The decline in the unemployment rate came with a 0.3 percentage point drop in the labor force participation rate to 61.4%, representing a decline of nearly 700,000. However, a separate, more encompassing measure that counts discouraged workers and those working part-time for economic reasons also saw a notable decline, falling from 14.2% to 12.8%. The unemployment decline for African Americans was even sharper than the headline rate, falling from 13% to 12.1%. The Asian rate declined from 10.7% to 8.9%. Leisure and hospitality led job gains with 318,000 while retail added 142,000 and health care and social assistance increased by 108,000. As expected, government jobs were the biggest drag on the month, losing 216,000 due to a drop in local and state government education as many schools maintained at-home instruction due to the virus. A reduction in Census workers also pulled 34,000 from the total. In other sectors, health care and social assistance gained 108,000, professional and business services contributed 89,000 and the transportation and warehousing sector was up 74,000. Manufacturing grew by 66,000, financial activities added 37,000, and the other services category rose by 36,000. Markets reacted little to the report, with stocks still heading for a lower open following news that President Donald Trump said he and first lady Melania Trump tested positive for Coronavirus.

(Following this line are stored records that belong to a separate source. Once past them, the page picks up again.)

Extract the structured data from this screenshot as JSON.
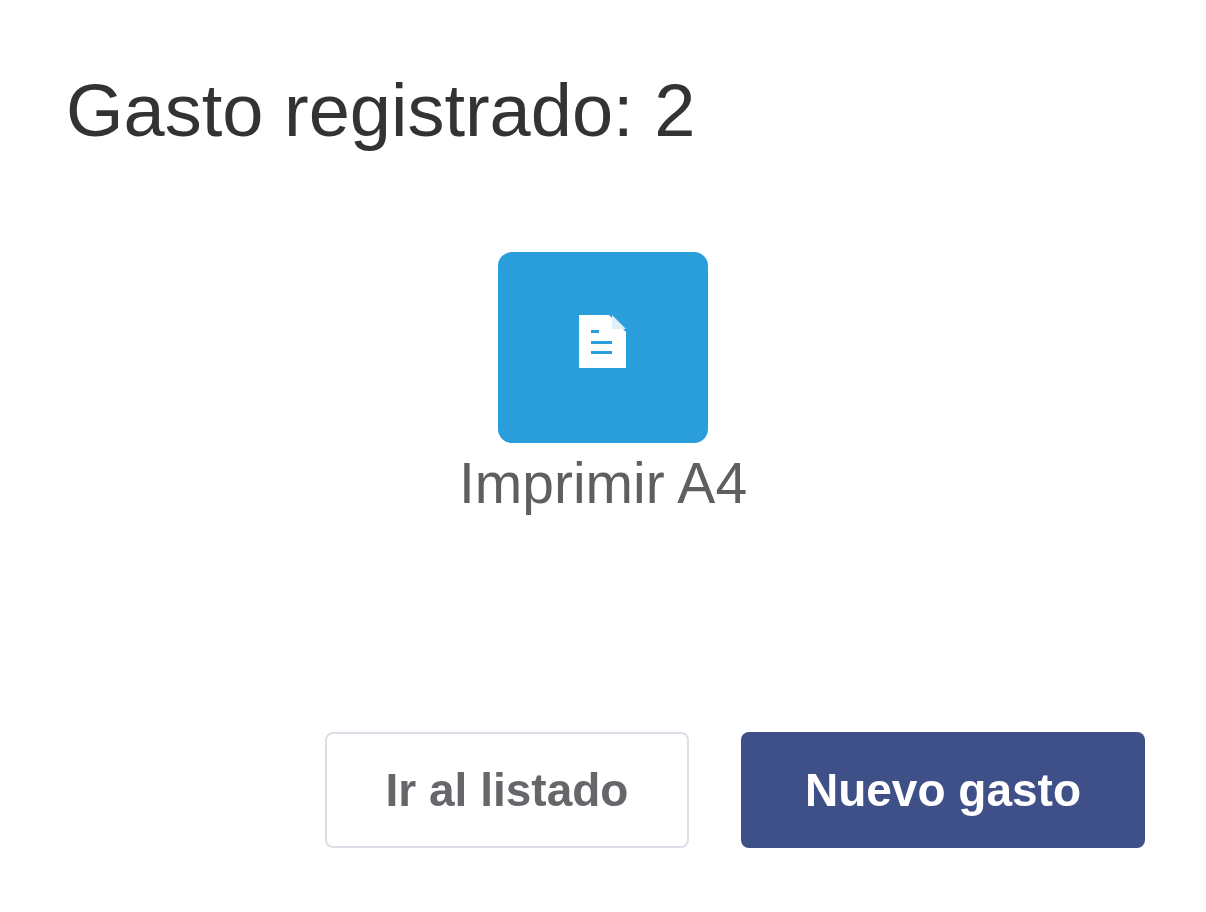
{
  "dialog": {
    "title": "Gasto registrado: 2",
    "actions": [
      {
        "label": "Imprimir A4",
        "kind": "print"
      }
    ],
    "buttons": [
      {
        "label": "Ir al listado",
        "kind": "secondary"
      },
      {
        "label": "Nuevo gasto",
        "kind": "primary"
      }
    ]
  }
}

Despite the deceleration in job creation, there were some positive signs as the economy continues its pandemic-era recovery. Those reporting being on temporary layoff fell by 1.5 million to 4.6 million. Workers holding part-time jobs for economic reasons fell by 1.3 million to 6.3 million, and the totals for longer-term layoffs also decreased considerably. The temporary layoff total peaked at 18.1 million as payrolls fell by 22 million in March and April. However, permanent job losses increased by 345,000 to 3.8 million, in total a 2.5 million increase since February, the month before the World Health Organization declared the Coronavirus pandemic. “Permanent jobs losses rose by more than 300,000. That’s not a good thing. The labor force participation rate declined, which pulled the overall unemployment rate down. That’s not a good sign, either,” said Kathy Jones, head of fixed income at Charles Schwab. “We’re looking at state and local government layoffs, we’re looking at a higher level of permanent job losses and more people leaving the workforce. None of that is good for the long run.”